The nanoVNA is a cheap but usable vector network analyser. It is good value and very useful for all sorts of RF design and radio ham activities. I suggest you buy a nanoVNA from a reputable dealer as there are plenty of clones which don’t work as well as the original. The model I have has a tiny screen which I can read adequately but it isn’t as comfortable as reading a computer screen. The NanoVNA is a touchscreen device so you need to tap on tiny text to do anything. Again, this is possible but far from comfortable for those of us with ageing eyes. There’s also a bit of screen reflection.
The nanoVNA can be driven from a PC using a program called nanoVNA-saver which is pretty good. Unfortunately it runs on Microsoft Windows and as I don’t have a PC running Microsoft Windows I have to run it in a VirtualBox VM on my Mac Mini. This works but is a bit clunky and to be honest my Mac mini is a bit long in the tooth and struggles to run virtualised Windows 10 at a reasonable speed.
There is a cross-platform solution based on Python which looks promising. It uses Homebrew on MacOS which clashes with MacPorts which I use. I tried to make it work under MacPorts but fell into the usual maze of incompatible library versions causing the make to fail. So I gave up as I want to play with electronics and not software building. [Update: Rudi, DL5FA kindly helped with this and it looks like the Python Virtual Environment will help when I’ve got the time to try again.]
MATLAB to the rescue! — alex_m has created some MATLAB scripts which allow you to interrogate and control the nanoVNA from MATLAB. Thanks Alex! So if you have MATLAB this may be useful. If you don’t you may be able to convert much of this to Octave but it does use the MATLAB RF Toolbox so you may end up doing a lot of work. Alex’s scripts produce LogMag, Smith Chart and TDR Step Response graphs.
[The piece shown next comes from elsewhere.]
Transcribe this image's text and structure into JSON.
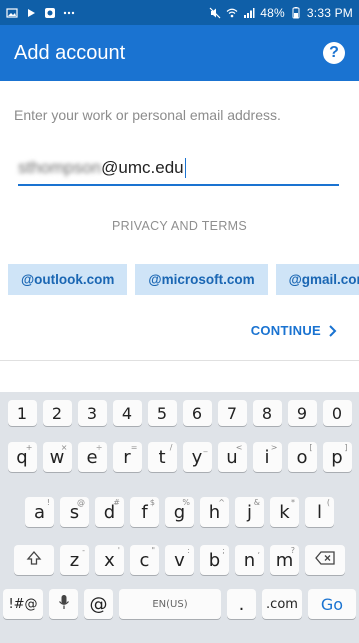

Here’s a graph showing my 40m LPF characteristics made using Alex’s scripts.
I’ve written a couple of scripts based on Alex’s work which I think makes using the nanoVNA easier. Both scripts need an edit to configure the serial link to the nanoVNA. You’ll need Alex’s code too.
The first script ajfCalibrate.m calibrates the nanoVNA for a particular sweep on the S11 port. You have to do this before every measurement that changes the sweep values, so you do it a lot. Here’s how it looks in the MATLAB console. The inputs are in italics.
Sweep start (MHz)? 7
Sweep stop (MHz) ? 7.2
press RETURN when S11 is open
press RETURN when S11 is shorted
press RETURN when S11 has 50 ohm load
Save [0-4]? 4
The second script ajfVSWR.m produces a chart of VSWR against frequency. Most radio hams are happier with this than the LogMag chart preferred by RF designers.
I used ajfVSWR to measure my small transmitting loop tuned to the 40m FT8 frequency. As expected it shows the narrow bandwidth in low VSWR that is the drawback of small transmitting loops.
The graph can be zoomed in MATLAB and have data cursors added to show more details.
The VSWR could be lower. I think I left a metal step-ladder in the attic which is affecting the loop.
ajf? My initials.